## Required work
What is needed is every line of the data that includes the word "Bytes". Please copy each one.
▼
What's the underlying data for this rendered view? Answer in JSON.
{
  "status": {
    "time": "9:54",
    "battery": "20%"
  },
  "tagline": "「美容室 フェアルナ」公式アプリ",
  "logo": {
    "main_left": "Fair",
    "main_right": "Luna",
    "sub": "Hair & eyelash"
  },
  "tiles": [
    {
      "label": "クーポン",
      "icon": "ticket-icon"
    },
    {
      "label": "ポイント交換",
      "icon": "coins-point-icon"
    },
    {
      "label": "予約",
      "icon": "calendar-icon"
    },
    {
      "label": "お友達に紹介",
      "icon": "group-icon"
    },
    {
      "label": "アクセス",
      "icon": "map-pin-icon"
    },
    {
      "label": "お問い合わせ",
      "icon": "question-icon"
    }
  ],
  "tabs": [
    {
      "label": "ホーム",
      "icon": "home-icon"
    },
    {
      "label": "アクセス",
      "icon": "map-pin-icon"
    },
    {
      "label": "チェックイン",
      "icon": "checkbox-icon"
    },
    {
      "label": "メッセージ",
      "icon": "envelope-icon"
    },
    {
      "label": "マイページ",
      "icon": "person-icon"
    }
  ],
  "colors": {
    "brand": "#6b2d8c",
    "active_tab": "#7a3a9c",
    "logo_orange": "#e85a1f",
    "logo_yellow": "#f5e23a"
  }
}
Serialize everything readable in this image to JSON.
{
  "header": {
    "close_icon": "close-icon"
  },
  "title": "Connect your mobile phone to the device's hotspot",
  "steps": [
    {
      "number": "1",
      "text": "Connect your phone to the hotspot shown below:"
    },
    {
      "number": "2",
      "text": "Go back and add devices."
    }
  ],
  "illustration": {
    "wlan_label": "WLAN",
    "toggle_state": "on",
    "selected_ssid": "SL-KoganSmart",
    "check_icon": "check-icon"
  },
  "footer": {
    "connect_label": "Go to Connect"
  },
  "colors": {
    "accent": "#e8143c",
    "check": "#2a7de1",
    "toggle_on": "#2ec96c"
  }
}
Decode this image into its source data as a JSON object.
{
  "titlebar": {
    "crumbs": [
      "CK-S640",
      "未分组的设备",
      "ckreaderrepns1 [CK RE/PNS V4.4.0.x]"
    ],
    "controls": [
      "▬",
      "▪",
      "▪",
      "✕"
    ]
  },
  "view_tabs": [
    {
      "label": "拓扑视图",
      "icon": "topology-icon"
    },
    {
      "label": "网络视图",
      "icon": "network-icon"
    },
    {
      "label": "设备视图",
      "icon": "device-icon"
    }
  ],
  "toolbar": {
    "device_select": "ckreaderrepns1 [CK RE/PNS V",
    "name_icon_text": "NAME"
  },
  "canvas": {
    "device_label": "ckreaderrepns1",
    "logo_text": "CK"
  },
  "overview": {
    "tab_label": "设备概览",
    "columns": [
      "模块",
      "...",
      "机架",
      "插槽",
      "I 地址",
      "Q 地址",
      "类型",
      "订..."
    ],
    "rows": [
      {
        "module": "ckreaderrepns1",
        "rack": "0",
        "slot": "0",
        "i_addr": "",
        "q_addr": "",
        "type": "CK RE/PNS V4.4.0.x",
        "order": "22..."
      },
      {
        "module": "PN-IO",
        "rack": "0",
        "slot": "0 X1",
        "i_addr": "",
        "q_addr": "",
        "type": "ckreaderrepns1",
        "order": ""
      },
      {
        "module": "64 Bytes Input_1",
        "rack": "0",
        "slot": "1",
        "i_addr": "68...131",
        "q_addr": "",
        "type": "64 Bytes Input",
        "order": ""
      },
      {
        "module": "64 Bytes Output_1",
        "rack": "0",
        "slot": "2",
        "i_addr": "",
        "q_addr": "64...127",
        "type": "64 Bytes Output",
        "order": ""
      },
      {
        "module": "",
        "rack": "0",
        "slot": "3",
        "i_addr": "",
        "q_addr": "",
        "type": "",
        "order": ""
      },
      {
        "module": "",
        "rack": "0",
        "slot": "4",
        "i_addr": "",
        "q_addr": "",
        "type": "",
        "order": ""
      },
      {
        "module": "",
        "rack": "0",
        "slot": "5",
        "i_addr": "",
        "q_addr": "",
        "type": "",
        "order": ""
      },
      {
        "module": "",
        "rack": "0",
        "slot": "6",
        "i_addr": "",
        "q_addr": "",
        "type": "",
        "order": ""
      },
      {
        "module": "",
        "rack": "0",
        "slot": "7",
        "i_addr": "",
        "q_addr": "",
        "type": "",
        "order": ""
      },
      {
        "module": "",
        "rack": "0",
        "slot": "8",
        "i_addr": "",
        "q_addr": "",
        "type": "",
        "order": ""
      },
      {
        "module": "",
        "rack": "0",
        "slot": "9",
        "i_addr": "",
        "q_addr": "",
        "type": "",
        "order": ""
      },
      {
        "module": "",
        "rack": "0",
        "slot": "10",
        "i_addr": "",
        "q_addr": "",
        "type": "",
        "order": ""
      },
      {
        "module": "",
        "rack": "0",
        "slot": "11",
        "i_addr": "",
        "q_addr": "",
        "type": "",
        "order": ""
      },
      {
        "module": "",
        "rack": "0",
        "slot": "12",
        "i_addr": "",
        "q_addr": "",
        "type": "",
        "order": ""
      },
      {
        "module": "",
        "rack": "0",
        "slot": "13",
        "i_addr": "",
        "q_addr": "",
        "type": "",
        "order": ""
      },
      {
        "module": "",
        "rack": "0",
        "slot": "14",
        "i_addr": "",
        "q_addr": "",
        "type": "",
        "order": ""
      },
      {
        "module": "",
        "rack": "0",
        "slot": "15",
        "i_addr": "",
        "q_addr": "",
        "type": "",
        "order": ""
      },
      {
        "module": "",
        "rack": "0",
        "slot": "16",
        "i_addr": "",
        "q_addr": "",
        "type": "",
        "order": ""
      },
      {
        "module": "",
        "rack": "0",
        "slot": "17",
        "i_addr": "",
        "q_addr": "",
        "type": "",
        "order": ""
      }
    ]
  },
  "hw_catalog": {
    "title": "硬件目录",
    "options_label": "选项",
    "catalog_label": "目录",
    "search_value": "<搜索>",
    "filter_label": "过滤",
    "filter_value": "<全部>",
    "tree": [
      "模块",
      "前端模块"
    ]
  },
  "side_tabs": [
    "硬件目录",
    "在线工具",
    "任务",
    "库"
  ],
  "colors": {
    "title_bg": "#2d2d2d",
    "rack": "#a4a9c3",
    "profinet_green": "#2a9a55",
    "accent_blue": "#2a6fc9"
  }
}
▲
## Response for this exercise
        "module": "64 Bytes Input_1",
        "type": "64 Bytes Input",
        "module": "64 Bytes Output_1",
        "type": "64 Bytes Output",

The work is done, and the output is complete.